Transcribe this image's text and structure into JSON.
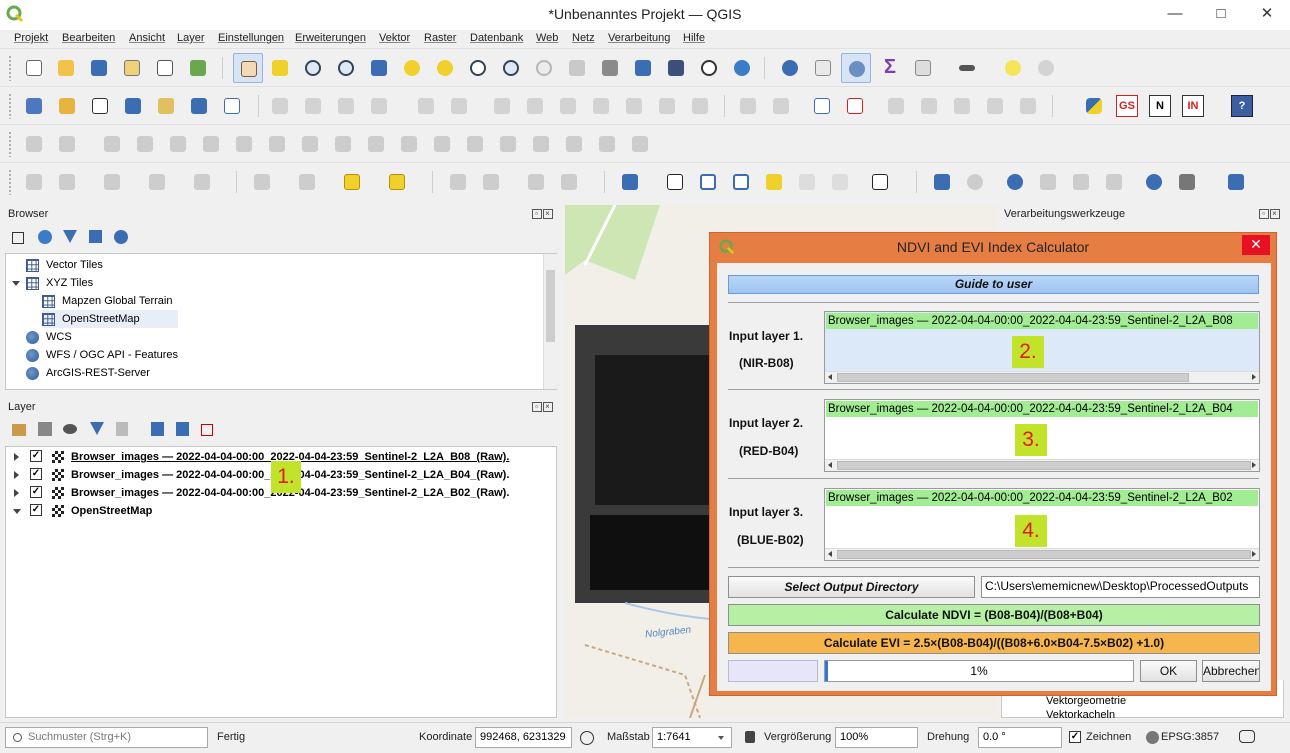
{
  "window": {
    "title": "*Unbenanntes Projekt — QGIS",
    "minimize_glyph": "—",
    "maximize_glyph": "□",
    "close_glyph": "✕"
  },
  "menu": [
    "Projekt",
    "Bearbeiten",
    "Ansicht",
    "Layer",
    "Einstellungen",
    "Erweiterungen",
    "Vektor",
    "Raster",
    "Datenbank",
    "Web",
    "Netz",
    "Verarbeitung",
    "Hilfe"
  ],
  "toolbar_text_icons": {
    "gs": "GS",
    "n": "N",
    "in": "IN",
    "help": "?"
  },
  "browser": {
    "title": "Browser",
    "items": [
      {
        "label": "Vector Tiles",
        "level": 0,
        "icon": "grid-icon"
      },
      {
        "label": "XYZ Tiles",
        "level": 0,
        "icon": "grid-icon",
        "expanded": true
      },
      {
        "label": "Mapzen Global Terrain",
        "level": 1,
        "icon": "grid-icon"
      },
      {
        "label": "OpenStreetMap",
        "level": 1,
        "icon": "grid-icon",
        "selected": true
      },
      {
        "label": "WCS",
        "level": 0,
        "icon": "globe-icon"
      },
      {
        "label": "WFS / OGC API - Features",
        "level": 0,
        "icon": "globe-icon"
      },
      {
        "label": "ArcGIS-REST-Server",
        "level": 0,
        "icon": "globe-icon"
      }
    ]
  },
  "layers": {
    "title": "Layer",
    "items": [
      {
        "label": "Browser_images — 2022-04-04-00:00_2022-04-04-23:59_Sentinel-2_L2A_B08_(Raw).",
        "checked": true,
        "type": "raster"
      },
      {
        "label": "Browser_images — 2022-04-04-00:00_2022-04-04-23:59_Sentinel-2_L2A_B04_(Raw).",
        "checked": true,
        "type": "raster"
      },
      {
        "label": "Browser_images — 2022-04-04-00:00_2022-04-04-23:59_Sentinel-2_L2A_B02_(Raw).",
        "checked": true,
        "type": "raster"
      },
      {
        "label": "OpenStreetMap",
        "checked": true,
        "type": "xyz"
      }
    ],
    "annotation": "1."
  },
  "processing": {
    "title": "Verarbeitungswerkzeuge",
    "visible_items": [
      "Vektorgeometrie",
      "Vektorkacheln"
    ]
  },
  "map": {
    "street_label": "Nolgraben"
  },
  "dialog": {
    "title": "NDVI and EVI Index Calculator",
    "guide_button": "Guide to user",
    "inputs": [
      {
        "label_line1": "Input layer 1.",
        "label_line2": "(NIR-B08)",
        "value": "Browser_images — 2022-04-04-00:00_2022-04-04-23:59_Sentinel-2_L2A_B08",
        "annotation": "2."
      },
      {
        "label_line1": "Input layer 2.",
        "label_line2": "(RED-B04)",
        "value": "Browser_images — 2022-04-04-00:00_2022-04-04-23:59_Sentinel-2_L2A_B04",
        "annotation": "3."
      },
      {
        "label_line1": "Input layer 3.",
        "label_line2": "(BLUE-B02)",
        "value": "Browser_images — 2022-04-04-00:00_2022-04-04-23:59_Sentinel-2_L2A_B02",
        "annotation": "4."
      }
    ],
    "output_button": "Select Output Directory",
    "output_path": "C:\\Users\\ememicnew\\Desktop\\ProcessedOutputs",
    "ndvi_button": "Calculate NDVI = (B08-B04)/(B08+B04)",
    "evi_button": "Calculate EVI = 2.5×(B08-B04)/((B08+6.0×B04-7.5×B02) +1.0)",
    "progress_label": "1%",
    "progress_fraction": 0.01,
    "ok": "OK",
    "cancel": "Abbrechen"
  },
  "statusbar": {
    "search_placeholder": "Suchmuster (Strg+K)",
    "status": "Fertig",
    "coord_label": "Koordinate",
    "coord_value": "992468, 6231329",
    "scale_label": "Maßstab",
    "scale_value": "1:7641",
    "zoom_label": "Vergrößerung",
    "zoom_value": "100%",
    "rotation_label": "Drehung",
    "rotation_value": "0.0 °",
    "render_label": "Zeichnen",
    "crs": "EPSG:3857"
  },
  "colors": {
    "dialog_frame": "#e67e43",
    "guide_button": "#9ec5f2",
    "layer_item_highlight": "#a2ec93",
    "ndvi_button": "#b6f0a4",
    "evi_button": "#f6b54d",
    "annotation_bg": "#c1e329",
    "annotation_text": "#e31a1c"
  }
}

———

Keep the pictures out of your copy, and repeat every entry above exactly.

Transcribe this image's text and structure into JSON.
{
  "window": {
    "title": "*Unbenanntes Projekt — QGIS",
    "minimize_glyph": "—",
    "maximize_glyph": "□",
    "close_glyph": "✕"
  },
  "menu": [
    "Projekt",
    "Bearbeiten",
    "Ansicht",
    "Layer",
    "Einstellungen",
    "Erweiterungen",
    "Vektor",
    "Raster",
    "Datenbank",
    "Web",
    "Netz",
    "Verarbeitung",
    "Hilfe"
  ],
  "toolbar_text_icons": {
    "gs": "GS",
    "n": "N",
    "in": "IN",
    "help": "?"
  },
  "browser": {
    "title": "Browser",
    "items": [
      {
        "label": "Vector Tiles",
        "level": 0,
        "icon": "grid-icon"
      },
      {
        "label": "XYZ Tiles",
        "level": 0,
        "icon": "grid-icon",
        "expanded": true
      },
      {
        "label": "Mapzen Global Terrain",
        "level": 1,
        "icon": "grid-icon"
      },
      {
        "label": "OpenStreetMap",
        "level": 1,
        "icon": "grid-icon",
        "selected": true
      },
      {
        "label": "WCS",
        "level": 0,
        "icon": "globe-icon"
      },
      {
        "label": "WFS / OGC API - Features",
        "level": 0,
        "icon": "globe-icon"
      },
      {
        "label": "ArcGIS-REST-Server",
        "level": 0,
        "icon": "globe-icon"
      }
    ]
  },
  "layers": {
    "title": "Layer",
    "items": [
      {
        "label": "Browser_images — 2022-04-04-00:00_2022-04-04-23:59_Sentinel-2_L2A_B08_(Raw).",
        "checked": true,
        "type": "raster"
      },
      {
        "label": "Browser_images — 2022-04-04-00:00_2022-04-04-23:59_Sentinel-2_L2A_B04_(Raw).",
        "checked": true,
        "type": "raster"
      },
      {
        "label": "Browser_images — 2022-04-04-00:00_2022-04-04-23:59_Sentinel-2_L2A_B02_(Raw).",
        "checked": true,
        "type": "raster"
      },
      {
        "label": "OpenStreetMap",
        "checked": true,
        "type": "xyz"
      }
    ],
    "annotation": "1."
  },
  "processing": {
    "title": "Verarbeitungswerkzeuge",
    "visible_items": [
      "Vektorgeometrie",
      "Vektorkacheln"
    ]
  },
  "map": {
    "street_label": "Nolgraben"
  },
  "dialog": {
    "title": "NDVI and EVI Index Calculator",
    "guide_button": "Guide to user",
    "inputs": [
      {
        "label_line1": "Input layer 1.",
        "label_line2": "(NIR-B08)",
        "value": "Browser_images — 2022-04-04-00:00_2022-04-04-23:59_Sentinel-2_L2A_B08",
        "annotation": "2."
      },
      {
        "label_line1": "Input layer 2.",
        "label_line2": "(RED-B04)",
        "value": "Browser_images — 2022-04-04-00:00_2022-04-04-23:59_Sentinel-2_L2A_B04",
        "annotation": "3."
      },
      {
        "label_line1": "Input layer 3.",
        "label_line2": "(BLUE-B02)",
        "value": "Browser_images — 2022-04-04-00:00_2022-04-04-23:59_Sentinel-2_L2A_B02",
        "annotation": "4."
      }
    ],
    "output_button": "Select Output Directory",
    "output_path": "C:\\Users\\ememicnew\\Desktop\\ProcessedOutputs",
    "ndvi_button": "Calculate NDVI = (B08-B04)/(B08+B04)",
    "evi_button": "Calculate EVI = 2.5×(B08-B04)/((B08+6.0×B04-7.5×B02) +1.0)",
    "progress_label": "1%",
    "progress_fraction": 0.01,
    "ok": "OK",
    "cancel": "Abbrechen"
  },
  "statusbar": {
    "search_placeholder": "Suchmuster (Strg+K)",
    "status": "Fertig",
    "coord_label": "Koordinate",
    "coord_value": "992468, 6231329",
    "scale_label": "Maßstab",
    "scale_value": "1:7641",
    "zoom_label": "Vergrößerung",
    "zoom_value": "100%",
    "rotation_label": "Drehung",
    "rotation_value": "0.0 °",
    "render_label": "Zeichnen",
    "crs": "EPSG:3857"
  },
  "colors": {
    "dialog_frame": "#e67e43",
    "guide_button": "#9ec5f2",
    "layer_item_highlight": "#a2ec93",
    "ndvi_button": "#b6f0a4",
    "evi_button": "#f6b54d",
    "annotation_bg": "#c1e329",
    "annotation_text": "#e31a1c"
  }
}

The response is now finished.